United States intelligence officials have been withholding sensitive information from President Donald Trump out of fear it will fall prey to another one of the information breaches that have plagued his administration, officials familiar with the matter told the Wall Street Journal.
According to the report, the withheld intelligence includes the methods used to acquire certain information and the identities of the sources who provide it. Officials pinpointed Trump's admiration of Russian President Vladimir Putin and his previous encouragement of Russian espionage as key motivators for the decision not to disclose the intel.
Both the White House and members of the intelligence community have denied the report's veracity.

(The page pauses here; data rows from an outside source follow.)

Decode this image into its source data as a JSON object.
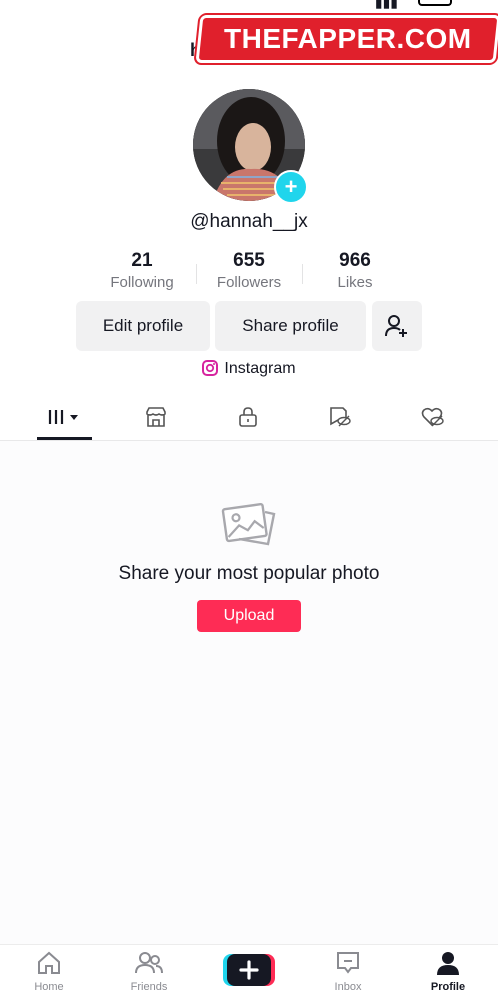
{
  "watermark": "THEFAPPER.COM",
  "header": {
    "name": "hannah"
  },
  "profile": {
    "username": "@hannah__jx",
    "stats": [
      {
        "value": "21",
        "label": "Following"
      },
      {
        "value": "655",
        "label": "Followers"
      },
      {
        "value": "966",
        "label": "Likes"
      }
    ],
    "buttons": {
      "edit": "Edit profile",
      "share": "Share profile"
    },
    "link": "Instagram"
  },
  "tabs": [
    "posts-grid",
    "shop",
    "private",
    "reposts",
    "liked"
  ],
  "empty_state": {
    "title": "Share your most popular photo",
    "upload_label": "Upload"
  },
  "nav": [
    {
      "label": "Home",
      "icon": "home-icon"
    },
    {
      "label": "Friends",
      "icon": "friends-icon"
    },
    {
      "label": "",
      "icon": "create-icon"
    },
    {
      "label": "Inbox",
      "icon": "inbox-icon"
    },
    {
      "label": "Profile",
      "icon": "profile-icon"
    }
  ],
  "colors": {
    "accent": "#fe2c55",
    "badge": "#20d5ec",
    "watermark": "#e0202c"
  }
}
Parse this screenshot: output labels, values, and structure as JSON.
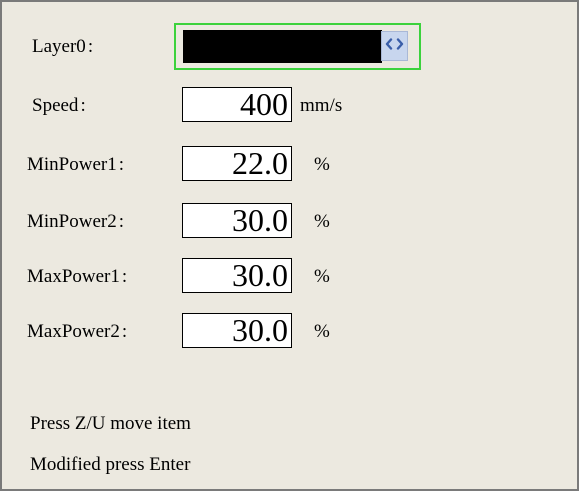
{
  "layer": {
    "label": "Layer0",
    "colon": ":"
  },
  "speed": {
    "label": "Speed",
    "colon": ":",
    "value": "400",
    "unit": "mm/s"
  },
  "min_power_1": {
    "label": "MinPower1",
    "colon": ":",
    "value": "22.0",
    "unit": "%"
  },
  "min_power_2": {
    "label": "MinPower2",
    "colon": ":",
    "value": "30.0",
    "unit": "%"
  },
  "max_power_1": {
    "label": "MaxPower1",
    "colon": ":",
    "value": "30.0",
    "unit": "%"
  },
  "max_power_2": {
    "label": "MaxPower2",
    "colon": ":",
    "value": "30.0",
    "unit": "%"
  },
  "footer": {
    "hint_move": "Press Z/U move item",
    "hint_enter": "Modified press Enter"
  },
  "colors": {
    "panel_bg": "#ece9e0",
    "focus_border": "#3cd23c",
    "spin_bg": "#c8d6ee",
    "spin_arrows": "#3a5ea8"
  },
  "icons": {
    "layer_spin": "left-right-chevrons-icon"
  }
}
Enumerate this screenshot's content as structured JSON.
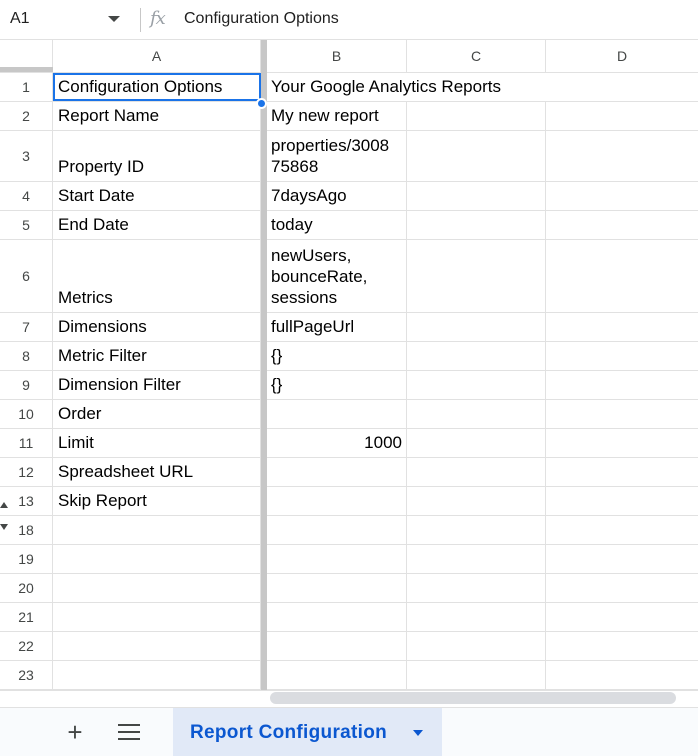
{
  "formula_bar": {
    "name_box": "A1",
    "fx_symbol": "fx",
    "formula": "Configuration Options"
  },
  "columns": [
    "A",
    "B",
    "C",
    "D"
  ],
  "rows": [
    {
      "num": "1",
      "a": "Configuration Options",
      "b": "Your Google Analytics Reports"
    },
    {
      "num": "2",
      "a": "Report Name",
      "b": "My new report"
    },
    {
      "num": "3",
      "a": "Property ID",
      "b": "properties/3008\n75868"
    },
    {
      "num": "4",
      "a": "Start Date",
      "b": "7daysAgo"
    },
    {
      "num": "5",
      "a": "End Date",
      "b": "today"
    },
    {
      "num": "6",
      "a": "Metrics",
      "b": "newUsers,\nbounceRate,\nsessions"
    },
    {
      "num": "7",
      "a": "Dimensions",
      "b": "fullPageUrl"
    },
    {
      "num": "8",
      "a": "Metric Filter",
      "b": "{}"
    },
    {
      "num": "9",
      "a": "Dimension Filter",
      "b": "{}"
    },
    {
      "num": "10",
      "a": "Order",
      "b": ""
    },
    {
      "num": "11",
      "a": "Limit",
      "b": "1000"
    },
    {
      "num": "12",
      "a": "Spreadsheet URL",
      "b": ""
    },
    {
      "num": "13",
      "a": "Skip Report",
      "b": ""
    },
    {
      "num": "18",
      "a": "",
      "b": ""
    },
    {
      "num": "19",
      "a": "",
      "b": ""
    },
    {
      "num": "20",
      "a": "",
      "b": ""
    },
    {
      "num": "21",
      "a": "",
      "b": ""
    },
    {
      "num": "22",
      "a": "",
      "b": ""
    },
    {
      "num": "23",
      "a": "",
      "b": ""
    }
  ],
  "sheet_tabs": {
    "add_icon": "+",
    "active_tab": "Report Configuration"
  }
}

A spokesman for the Office of Director of National Intelligence told the Journal: "Any suggestion that the U.S. intelligence community is withholding information and not providing the best possible intelligence to the president and his national security team is not true."
"There is nothing that leads us to believe that this is an accurate account of what is actually happening," a White House official told the Journal.
But Rep. Adam Schiff (D-Calif.), of the House Intelligence Committee, confirmed that he has heard from intelligence officials who have reservations about sharing the full breadth of their knowledge with Trump.
"I've talked with people in the intelligence community that do have concerns about the White House, about the president, and I think those concerns take a number of forms," Schiff told the Journal. "What the intelligence community considers their most sacred obligation is to protect the very best intelligence and to protect the people that are producing it."
Weeks of leaks
Since Trump was sworn in as president on Jan. 20, information has been flowing steadily from the upper echelons of his administration, from benign reports about holding meetings in the dark after not being able to locate a light switch to more damning allegations of contentious phone calls with heads of state.
Most recently, leaks relating to former U.S. National Security Adviser Michael Flynn's inappropriate communication with Russia regarding Obama administration-imposed sanctions forced Flynn to resign.
Rather than turning introspective in response to the information being made public, Trump has lashed out at the media, blaming it for leaking the information "illegally" as a "[coverup] for a terrible loss that the Democrats had under Hillary Clinton."
Mark Lowenthal, a former senior intelligence official, said that the characterization of the leaks as partisan politics makes him anxious about the fate of the nation.
"This is not about who won the election," Lowenthal told the Journal. "This is about concerns about institutional integrity. It's probably unprecedented to have this difficult a relationship between a president and the intelligence agencies. I can't recall ever seeing this level of friction. And it's just not good for the country."